My blood glucose is terrible if I try to eat as many carbs as the dietician and the diabetes educator told me.

I've noticed that the type of carb I eat counts. It helps if you portion control with carbs with a good amount of fiber, like a portion of beans.

For me, clean eating works, but I do occasionally save up for a dessert.

The lower carb also keeps my appetite controlled which is a win-win for me.
I remember when someone in my husband's family was diagnosed with diabetes, everyone acted like it was the end of the world. She was the first in the family and I was amazed over their reaction. "So much fuss over nothing", I thought. For my family, this was a way of life and if you don't have it, you soon will. I cannot remember a time growing up without those little pink "sweet and low" packets and being perplexed when someone confused low-fat and low-sugar.

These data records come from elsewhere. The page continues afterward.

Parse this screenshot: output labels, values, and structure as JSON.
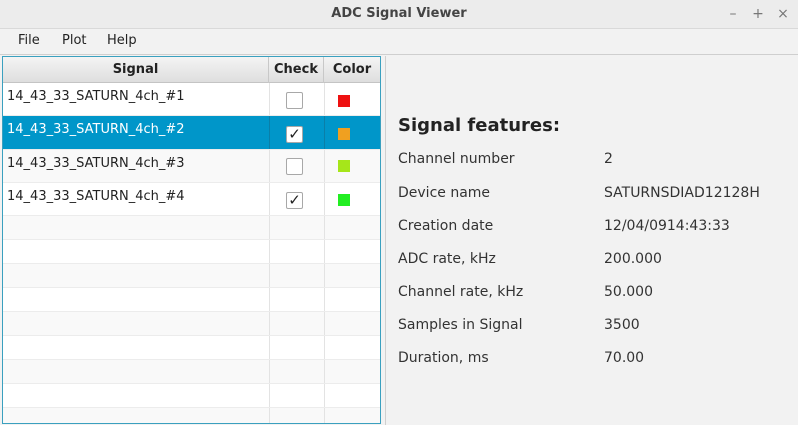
{
  "window": {
    "title": "ADC Signal Viewer",
    "controls": [
      "–",
      "+",
      "×"
    ]
  },
  "menu": {
    "file": "File",
    "plot": "Plot",
    "help": "Help"
  },
  "table": {
    "headers": {
      "signal": "Signal",
      "check": "Check",
      "color": "Color"
    },
    "rows": [
      {
        "signal": "14_43_33_SATURN_4ch_#1",
        "checked": false,
        "color": "#ee1111",
        "selected": false
      },
      {
        "signal": "14_43_33_SATURN_4ch_#2",
        "checked": true,
        "color": "#f0a020",
        "selected": true
      },
      {
        "signal": "14_43_33_SATURN_4ch_#3",
        "checked": false,
        "color": "#a6e61a",
        "selected": false
      },
      {
        "signal": "14_43_33_SATURN_4ch_#4",
        "checked": true,
        "color": "#22ee22",
        "selected": false
      }
    ]
  },
  "features": {
    "title": "Signal features:",
    "items": [
      {
        "label": "Channel number",
        "value": "2"
      },
      {
        "label": "Device name",
        "value": "SATURNSDIAD12128H"
      },
      {
        "label": "Creation date",
        "value": "12/04/0914:43:33"
      },
      {
        "label": "ADC rate, kHz",
        "value": "200.000"
      },
      {
        "label": "Channel rate, kHz",
        "value": "50.000"
      },
      {
        "label": "Samples in Signal",
        "value": "3500"
      },
      {
        "label": "Duration, ms",
        "value": "70.00"
      }
    ]
  }
}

A lot of people jumped on this article because the author wrote that it is okay for a diabetic to eat sugar if they are careful. My father, who is type-1 diabetic, eats sugar occasionally and is now in his 90's. His life is not over. I do not believe that the article is saying that a diabetic should consume high quantities of sugars, but it is saying that having sugar occasionally is okay. Follow a healthy diet, but if it your birthday, don't feel guilty eating that slice of cake (just skip the potato).

Being a diabetic is not as bad as it once was. There are a lot of options. There's a plethora of low-carb flours as well as sweeteners. There are websites with low-carb desserts and instructions for low-carb bread. I am not yet a diabetic, but I already already count my carbs. Report
I don't know--I have heard the story both ways from dietitians and drs. I did a low carb diet for about a year and ended up sick and did not loose a single pound and my A!C did not move-not one point!. I have decided that may be the way for some but doesn't seem like it works well for me. So I do more of a reduced carb diet but I admit to allowing sweets--always with some protein and a controlled portion (usually about half of a normal serving depending on what it is and what the nutrition values are) and I have found a 10-15 minute walk after a higher carb meal or sweet helps to bring bs down. I am a constant work in progress and concentrate on eating better each meal/day and getting more exercise. I look for healthy meals and ways to make them healthy--but depriving myself of something sweet that I want or not joining in a birthday party/celebration makes me feel bad and later I eat too many carbs. I have my smaller slice/controlled amount and go on my way. I feel like I am living and I don't do to bad at the dr. appointments so I am happy. I think you have to do what's right for you and just keep working at eating better and exercising. Report
Very interesting. Report


About The Author

Amy L. Poetker
Amy L. Poetker
Amy Poetker is a licensed and registered dietitian and certified diabetes educator with a master's degree in dietetics. Amy, who has spent most of her career working in diabetes education, is dedicated to the treatment of that disease and the prevention of related complications. See all of Amy's articles.